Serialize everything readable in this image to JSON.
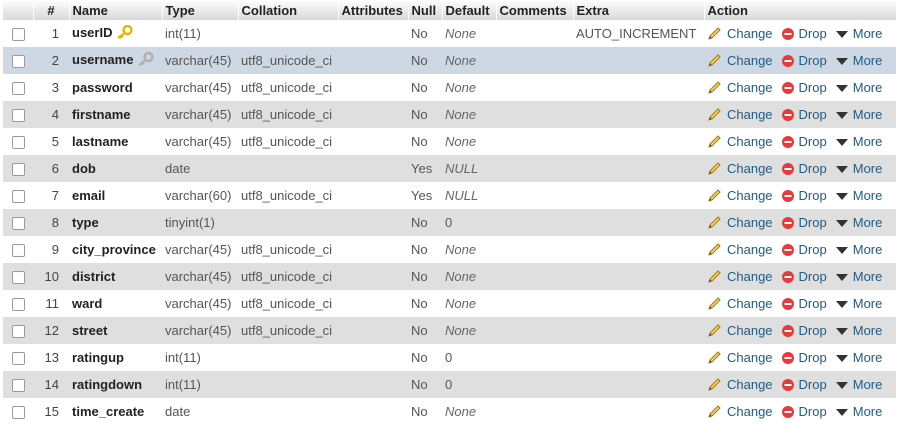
{
  "columns": {
    "num": "#",
    "name": "Name",
    "type": "Type",
    "collation": "Collation",
    "attributes": "Attributes",
    "null": "Null",
    "default": "Default",
    "comments": "Comments",
    "extra": "Extra",
    "action": "Action"
  },
  "actions": {
    "change": "Change",
    "drop": "Drop",
    "more": "More"
  },
  "rows": [
    {
      "num": "1",
      "name": "userID",
      "type": "int(11)",
      "collation": "",
      "attributes": "",
      "null": "No",
      "default": "None",
      "extra": "AUTO_INCREMENT",
      "key": "primary"
    },
    {
      "num": "2",
      "name": "username",
      "type": "varchar(45)",
      "collation": "utf8_unicode_ci",
      "attributes": "",
      "null": "No",
      "default": "None",
      "extra": "",
      "key": "unique"
    },
    {
      "num": "3",
      "name": "password",
      "type": "varchar(45)",
      "collation": "utf8_unicode_ci",
      "attributes": "",
      "null": "No",
      "default": "None",
      "extra": "",
      "key": ""
    },
    {
      "num": "4",
      "name": "firstname",
      "type": "varchar(45)",
      "collation": "utf8_unicode_ci",
      "attributes": "",
      "null": "No",
      "default": "None",
      "extra": "",
      "key": ""
    },
    {
      "num": "5",
      "name": "lastname",
      "type": "varchar(45)",
      "collation": "utf8_unicode_ci",
      "attributes": "",
      "null": "No",
      "default": "None",
      "extra": "",
      "key": ""
    },
    {
      "num": "6",
      "name": "dob",
      "type": "date",
      "collation": "",
      "attributes": "",
      "null": "Yes",
      "default": "NULL",
      "extra": "",
      "key": ""
    },
    {
      "num": "7",
      "name": "email",
      "type": "varchar(60)",
      "collation": "utf8_unicode_ci",
      "attributes": "",
      "null": "Yes",
      "default": "NULL",
      "extra": "",
      "key": ""
    },
    {
      "num": "8",
      "name": "type",
      "type": "tinyint(1)",
      "collation": "",
      "attributes": "",
      "null": "No",
      "default": "0",
      "extra": "",
      "key": ""
    },
    {
      "num": "9",
      "name": "city_province",
      "type": "varchar(45)",
      "collation": "utf8_unicode_ci",
      "attributes": "",
      "null": "No",
      "default": "None",
      "extra": "",
      "key": ""
    },
    {
      "num": "10",
      "name": "district",
      "type": "varchar(45)",
      "collation": "utf8_unicode_ci",
      "attributes": "",
      "null": "No",
      "default": "None",
      "extra": "",
      "key": ""
    },
    {
      "num": "11",
      "name": "ward",
      "type": "varchar(45)",
      "collation": "utf8_unicode_ci",
      "attributes": "",
      "null": "No",
      "default": "None",
      "extra": "",
      "key": ""
    },
    {
      "num": "12",
      "name": "street",
      "type": "varchar(45)",
      "collation": "utf8_unicode_ci",
      "attributes": "",
      "null": "No",
      "default": "None",
      "extra": "",
      "key": ""
    },
    {
      "num": "13",
      "name": "ratingup",
      "type": "int(11)",
      "collation": "",
      "attributes": "",
      "null": "No",
      "default": "0",
      "extra": "",
      "key": ""
    },
    {
      "num": "14",
      "name": "ratingdown",
      "type": "int(11)",
      "collation": "",
      "attributes": "",
      "null": "No",
      "default": "0",
      "extra": "",
      "key": ""
    },
    {
      "num": "15",
      "name": "time_create",
      "type": "date",
      "collation": "",
      "attributes": "",
      "null": "No",
      "default": "None",
      "extra": "",
      "key": ""
    }
  ],
  "highlighted_row": "2",
  "colors": {
    "link": "#235a81",
    "row_even": "#dfdfdf",
    "row_highlight": "#ced8e4",
    "primary_key": "#e8b400",
    "unique_key": "#b0b0b0",
    "drop_icon": "#e23d3d"
  },
  "icons": {
    "primary_key": "key-icon",
    "unique_key": "key-icon",
    "change": "pencil-icon",
    "drop": "drop-icon",
    "more": "triangle-down-icon"
  }
}
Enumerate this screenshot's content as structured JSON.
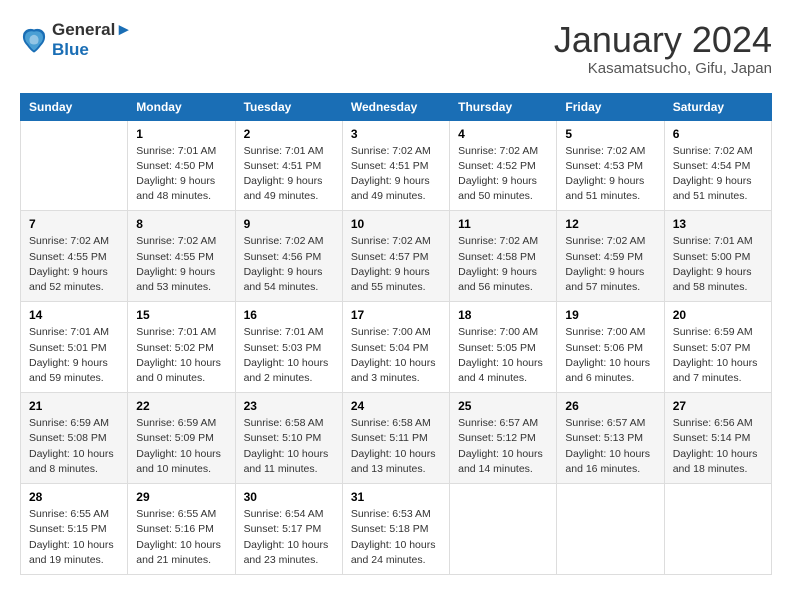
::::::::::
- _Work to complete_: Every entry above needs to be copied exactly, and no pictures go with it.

- _Answer area_:
Serialize everything readable in this image to JSON.
{
  "columns": {
    "num": "#",
    "name": "Name",
    "type": "Type",
    "collation": "Collation",
    "attributes": "Attributes",
    "null": "Null",
    "default": "Default",
    "comments": "Comments",
    "extra": "Extra",
    "action": "Action"
  },
  "actions": {
    "change": "Change",
    "drop": "Drop",
    "more": "More"
  },
  "rows": [
    {
      "num": "1",
      "name": "userID",
      "type": "int(11)",
      "collation": "",
      "attributes": "",
      "null": "No",
      "default": "None",
      "extra": "AUTO_INCREMENT",
      "key": "primary"
    },
    {
      "num": "2",
      "name": "username",
      "type": "varchar(45)",
      "collation": "utf8_unicode_ci",
      "attributes": "",
      "null": "No",
      "default": "None",
      "extra": "",
      "key": "unique"
    },
    {
      "num": "3",
      "name": "password",
      "type": "varchar(45)",
      "collation": "utf8_unicode_ci",
      "attributes": "",
      "null": "No",
      "default": "None",
      "extra": "",
      "key": ""
    },
    {
      "num": "4",
      "name": "firstname",
      "type": "varchar(45)",
      "collation": "utf8_unicode_ci",
      "attributes": "",
      "null": "No",
      "default": "None",
      "extra": "",
      "key": ""
    },
    {
      "num": "5",
      "name": "lastname",
      "type": "varchar(45)",
      "collation": "utf8_unicode_ci",
      "attributes": "",
      "null": "No",
      "default": "None",
      "extra": "",
      "key": ""
    },
    {
      "num": "6",
      "name": "dob",
      "type": "date",
      "collation": "",
      "attributes": "",
      "null": "Yes",
      "default": "NULL",
      "extra": "",
      "key": ""
    },
    {
      "num": "7",
      "name": "email",
      "type": "varchar(60)",
      "collation": "utf8_unicode_ci",
      "attributes": "",
      "null": "Yes",
      "default": "NULL",
      "extra": "",
      "key": ""
    },
    {
      "num": "8",
      "name": "type",
      "type": "tinyint(1)",
      "collation": "",
      "attributes": "",
      "null": "No",
      "default": "0",
      "extra": "",
      "key": ""
    },
    {
      "num": "9",
      "name": "city_province",
      "type": "varchar(45)",
      "collation": "utf8_unicode_ci",
      "attributes": "",
      "null": "No",
      "default": "None",
      "extra": "",
      "key": ""
    },
    {
      "num": "10",
      "name": "district",
      "type": "varchar(45)",
      "collation": "utf8_unicode_ci",
      "attributes": "",
      "null": "No",
      "default": "None",
      "extra": "",
      "key": ""
    },
    {
      "num": "11",
      "name": "ward",
      "type": "varchar(45)",
      "collation": "utf8_unicode_ci",
      "attributes": "",
      "null": "No",
      "default": "None",
      "extra": "",
      "key": ""
    },
    {
      "num": "12",
      "name": "street",
      "type": "varchar(45)",
      "collation": "utf8_unicode_ci",
      "attributes": "",
      "null": "No",
      "default": "None",
      "extra": "",
      "key": ""
    },
    {
      "num": "13",
      "name": "ratingup",
      "type": "int(11)",
      "collation": "",
      "attributes": "",
      "null": "No",
      "default": "0",
      "extra": "",
      "key": ""
    },
    {
      "num": "14",
      "name": "ratingdown",
      "type": "int(11)",
      "collation": "",
      "attributes": "",
      "null": "No",
      "default": "0",
      "extra": "",
      "key": ""
    },
    {
      "num": "15",
      "name": "time_create",
      "type": "date",
      "collation": "",
      "attributes": "",
      "null": "No",
      "default": "None",
      "extra": "",
      "key": ""
    }
  ],
  "highlighted_row": "2",
  "colors": {
    "link": "#235a81",
    "row_even": "#dfdfdf",
    "row_highlight": "#ced8e4",
    "primary_key": "#e8b400",
    "unique_key": "#b0b0b0",
    "drop_icon": "#e23d3d"
  },
  "icons": {
    "primary_key": "key-icon",
    "unique_key": "key-icon",
    "change": "pencil-icon",
    "drop": "drop-icon",
    "more": "triangle-down-icon"
  }
}
Enumerate this screenshot's content as structured JSON.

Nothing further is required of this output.